:: DATA SHOWN ::
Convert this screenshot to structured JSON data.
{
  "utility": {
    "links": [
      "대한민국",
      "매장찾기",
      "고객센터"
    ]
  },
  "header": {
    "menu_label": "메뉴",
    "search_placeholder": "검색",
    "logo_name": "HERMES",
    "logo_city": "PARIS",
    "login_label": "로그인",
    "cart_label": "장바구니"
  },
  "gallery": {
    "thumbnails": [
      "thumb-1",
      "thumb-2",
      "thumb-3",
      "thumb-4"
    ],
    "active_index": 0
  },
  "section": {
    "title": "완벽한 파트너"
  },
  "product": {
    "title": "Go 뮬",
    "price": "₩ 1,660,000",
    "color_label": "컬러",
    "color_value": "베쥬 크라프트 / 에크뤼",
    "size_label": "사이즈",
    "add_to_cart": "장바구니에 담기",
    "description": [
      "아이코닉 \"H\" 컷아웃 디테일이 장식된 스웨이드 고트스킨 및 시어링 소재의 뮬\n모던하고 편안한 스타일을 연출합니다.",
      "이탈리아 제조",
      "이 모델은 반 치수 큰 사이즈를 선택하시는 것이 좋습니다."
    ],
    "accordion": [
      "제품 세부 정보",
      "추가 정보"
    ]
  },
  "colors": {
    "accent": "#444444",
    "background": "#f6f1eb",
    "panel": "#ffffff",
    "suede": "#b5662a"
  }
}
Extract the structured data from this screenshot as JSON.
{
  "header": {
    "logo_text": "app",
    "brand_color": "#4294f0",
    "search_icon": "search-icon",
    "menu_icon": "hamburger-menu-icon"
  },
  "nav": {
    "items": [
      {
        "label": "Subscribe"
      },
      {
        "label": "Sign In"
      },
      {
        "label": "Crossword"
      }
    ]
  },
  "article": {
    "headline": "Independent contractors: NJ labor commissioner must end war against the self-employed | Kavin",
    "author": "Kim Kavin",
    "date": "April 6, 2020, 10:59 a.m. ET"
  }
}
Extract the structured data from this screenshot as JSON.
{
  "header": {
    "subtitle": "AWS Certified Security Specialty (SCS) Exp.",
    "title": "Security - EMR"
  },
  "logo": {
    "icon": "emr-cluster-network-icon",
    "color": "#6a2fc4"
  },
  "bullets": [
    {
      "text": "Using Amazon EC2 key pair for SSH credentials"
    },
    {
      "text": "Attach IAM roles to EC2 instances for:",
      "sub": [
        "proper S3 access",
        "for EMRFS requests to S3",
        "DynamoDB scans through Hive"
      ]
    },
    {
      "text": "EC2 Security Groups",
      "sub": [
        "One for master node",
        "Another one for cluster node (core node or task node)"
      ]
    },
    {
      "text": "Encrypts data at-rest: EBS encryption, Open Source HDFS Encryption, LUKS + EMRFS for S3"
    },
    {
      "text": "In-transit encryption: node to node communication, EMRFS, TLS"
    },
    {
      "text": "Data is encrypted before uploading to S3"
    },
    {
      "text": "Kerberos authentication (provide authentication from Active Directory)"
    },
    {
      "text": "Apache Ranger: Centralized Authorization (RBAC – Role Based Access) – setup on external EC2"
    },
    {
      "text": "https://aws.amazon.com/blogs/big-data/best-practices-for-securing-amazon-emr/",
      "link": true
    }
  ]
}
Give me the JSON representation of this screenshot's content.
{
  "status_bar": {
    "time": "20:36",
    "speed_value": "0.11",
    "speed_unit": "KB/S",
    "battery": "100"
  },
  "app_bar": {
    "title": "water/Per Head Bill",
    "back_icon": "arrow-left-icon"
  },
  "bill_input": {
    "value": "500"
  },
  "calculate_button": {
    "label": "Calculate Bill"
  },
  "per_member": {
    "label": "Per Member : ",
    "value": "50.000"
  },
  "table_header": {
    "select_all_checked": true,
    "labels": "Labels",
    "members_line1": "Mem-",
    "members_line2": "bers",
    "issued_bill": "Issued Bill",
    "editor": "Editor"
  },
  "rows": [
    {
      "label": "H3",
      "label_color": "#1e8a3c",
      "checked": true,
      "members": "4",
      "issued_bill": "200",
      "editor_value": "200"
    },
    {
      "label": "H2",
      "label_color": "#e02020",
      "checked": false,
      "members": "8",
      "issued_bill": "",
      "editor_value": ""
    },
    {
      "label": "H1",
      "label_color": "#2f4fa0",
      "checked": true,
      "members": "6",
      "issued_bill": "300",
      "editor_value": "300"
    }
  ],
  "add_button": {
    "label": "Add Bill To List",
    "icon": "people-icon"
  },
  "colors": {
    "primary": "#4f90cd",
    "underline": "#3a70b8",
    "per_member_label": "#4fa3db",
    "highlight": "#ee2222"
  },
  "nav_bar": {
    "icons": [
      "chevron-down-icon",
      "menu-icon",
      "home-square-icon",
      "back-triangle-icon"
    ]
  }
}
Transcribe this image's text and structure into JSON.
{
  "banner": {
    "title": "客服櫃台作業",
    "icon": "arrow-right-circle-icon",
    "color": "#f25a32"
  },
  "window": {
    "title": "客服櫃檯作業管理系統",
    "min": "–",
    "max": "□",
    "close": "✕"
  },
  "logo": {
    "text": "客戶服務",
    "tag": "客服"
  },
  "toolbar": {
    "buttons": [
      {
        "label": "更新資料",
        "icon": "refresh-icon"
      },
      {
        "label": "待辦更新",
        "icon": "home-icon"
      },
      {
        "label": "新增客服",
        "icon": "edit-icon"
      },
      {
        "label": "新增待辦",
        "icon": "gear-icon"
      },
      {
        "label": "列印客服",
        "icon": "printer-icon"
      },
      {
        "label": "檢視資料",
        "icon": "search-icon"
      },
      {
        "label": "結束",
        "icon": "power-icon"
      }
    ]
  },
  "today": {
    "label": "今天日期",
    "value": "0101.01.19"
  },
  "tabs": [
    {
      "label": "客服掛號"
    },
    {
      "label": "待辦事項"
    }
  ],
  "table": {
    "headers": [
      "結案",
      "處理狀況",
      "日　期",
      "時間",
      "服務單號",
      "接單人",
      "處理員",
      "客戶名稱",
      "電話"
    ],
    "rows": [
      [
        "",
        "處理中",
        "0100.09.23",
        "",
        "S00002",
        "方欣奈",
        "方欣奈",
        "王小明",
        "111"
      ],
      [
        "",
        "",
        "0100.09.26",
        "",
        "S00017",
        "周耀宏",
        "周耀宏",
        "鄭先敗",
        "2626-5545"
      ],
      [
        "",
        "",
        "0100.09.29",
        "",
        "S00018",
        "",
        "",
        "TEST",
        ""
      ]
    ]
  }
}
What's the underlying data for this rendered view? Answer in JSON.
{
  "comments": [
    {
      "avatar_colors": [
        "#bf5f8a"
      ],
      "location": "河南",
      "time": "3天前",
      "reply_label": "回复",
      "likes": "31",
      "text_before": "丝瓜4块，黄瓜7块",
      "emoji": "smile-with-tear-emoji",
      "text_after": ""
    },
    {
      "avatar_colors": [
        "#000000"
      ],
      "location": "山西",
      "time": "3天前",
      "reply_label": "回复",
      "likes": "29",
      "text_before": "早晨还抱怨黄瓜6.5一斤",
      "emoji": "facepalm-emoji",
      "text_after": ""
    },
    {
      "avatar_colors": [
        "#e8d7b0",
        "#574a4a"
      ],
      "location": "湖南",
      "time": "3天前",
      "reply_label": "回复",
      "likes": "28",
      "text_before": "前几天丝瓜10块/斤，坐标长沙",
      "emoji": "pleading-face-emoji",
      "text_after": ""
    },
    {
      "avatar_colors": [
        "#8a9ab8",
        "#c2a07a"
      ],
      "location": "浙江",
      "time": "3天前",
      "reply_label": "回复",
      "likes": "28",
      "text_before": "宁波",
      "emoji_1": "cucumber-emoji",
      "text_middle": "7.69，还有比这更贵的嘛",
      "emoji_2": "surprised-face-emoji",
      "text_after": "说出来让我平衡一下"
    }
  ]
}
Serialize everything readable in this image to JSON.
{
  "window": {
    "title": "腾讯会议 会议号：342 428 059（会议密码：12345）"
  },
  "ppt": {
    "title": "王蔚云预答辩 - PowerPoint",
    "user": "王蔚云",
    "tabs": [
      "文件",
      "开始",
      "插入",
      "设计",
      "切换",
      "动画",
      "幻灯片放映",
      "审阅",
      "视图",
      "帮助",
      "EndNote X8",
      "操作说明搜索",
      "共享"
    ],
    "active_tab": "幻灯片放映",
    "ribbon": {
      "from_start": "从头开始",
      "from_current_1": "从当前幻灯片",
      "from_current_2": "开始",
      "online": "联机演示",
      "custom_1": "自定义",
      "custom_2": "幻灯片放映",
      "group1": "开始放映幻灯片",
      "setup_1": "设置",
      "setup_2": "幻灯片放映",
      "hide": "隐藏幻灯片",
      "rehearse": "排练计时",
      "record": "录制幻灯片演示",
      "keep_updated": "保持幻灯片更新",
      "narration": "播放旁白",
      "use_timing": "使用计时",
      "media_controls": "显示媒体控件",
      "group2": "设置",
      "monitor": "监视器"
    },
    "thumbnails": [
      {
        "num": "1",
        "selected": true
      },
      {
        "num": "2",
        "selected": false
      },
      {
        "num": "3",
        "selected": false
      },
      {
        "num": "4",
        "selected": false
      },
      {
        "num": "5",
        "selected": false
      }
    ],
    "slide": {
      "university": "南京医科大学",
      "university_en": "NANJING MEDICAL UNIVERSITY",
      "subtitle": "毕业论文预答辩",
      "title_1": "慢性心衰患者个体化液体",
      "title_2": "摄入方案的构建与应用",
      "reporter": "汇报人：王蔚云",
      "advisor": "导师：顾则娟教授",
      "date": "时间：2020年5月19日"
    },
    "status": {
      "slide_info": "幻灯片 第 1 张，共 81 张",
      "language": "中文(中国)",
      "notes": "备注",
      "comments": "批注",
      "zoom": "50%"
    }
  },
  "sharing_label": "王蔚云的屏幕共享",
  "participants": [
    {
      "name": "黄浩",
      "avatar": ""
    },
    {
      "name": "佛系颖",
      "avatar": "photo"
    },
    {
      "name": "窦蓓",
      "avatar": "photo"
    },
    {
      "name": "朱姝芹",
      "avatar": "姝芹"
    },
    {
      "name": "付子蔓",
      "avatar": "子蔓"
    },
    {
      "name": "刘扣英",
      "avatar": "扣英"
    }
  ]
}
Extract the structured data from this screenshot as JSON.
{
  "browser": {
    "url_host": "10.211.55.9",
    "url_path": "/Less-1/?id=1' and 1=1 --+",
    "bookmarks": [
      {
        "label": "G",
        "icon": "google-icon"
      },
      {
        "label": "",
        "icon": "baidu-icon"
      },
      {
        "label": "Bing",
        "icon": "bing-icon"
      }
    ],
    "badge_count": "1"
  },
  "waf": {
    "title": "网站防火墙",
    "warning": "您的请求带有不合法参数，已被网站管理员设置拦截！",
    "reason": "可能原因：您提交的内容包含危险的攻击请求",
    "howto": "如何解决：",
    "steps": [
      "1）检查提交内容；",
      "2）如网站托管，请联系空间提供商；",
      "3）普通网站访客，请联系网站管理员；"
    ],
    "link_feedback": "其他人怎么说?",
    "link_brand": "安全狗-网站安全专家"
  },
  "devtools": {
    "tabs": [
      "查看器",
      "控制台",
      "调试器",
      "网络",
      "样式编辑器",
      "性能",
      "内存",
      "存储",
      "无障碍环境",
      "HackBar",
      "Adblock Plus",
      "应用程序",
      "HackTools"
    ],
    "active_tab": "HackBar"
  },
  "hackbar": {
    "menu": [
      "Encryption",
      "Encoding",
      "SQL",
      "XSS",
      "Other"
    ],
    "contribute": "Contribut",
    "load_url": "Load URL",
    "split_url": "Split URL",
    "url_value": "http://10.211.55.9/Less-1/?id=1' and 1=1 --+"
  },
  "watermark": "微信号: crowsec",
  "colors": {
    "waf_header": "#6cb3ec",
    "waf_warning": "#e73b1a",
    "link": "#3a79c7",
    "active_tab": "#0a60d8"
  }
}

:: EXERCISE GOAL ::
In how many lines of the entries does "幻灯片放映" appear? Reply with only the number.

:: ANSWER BOX ::
4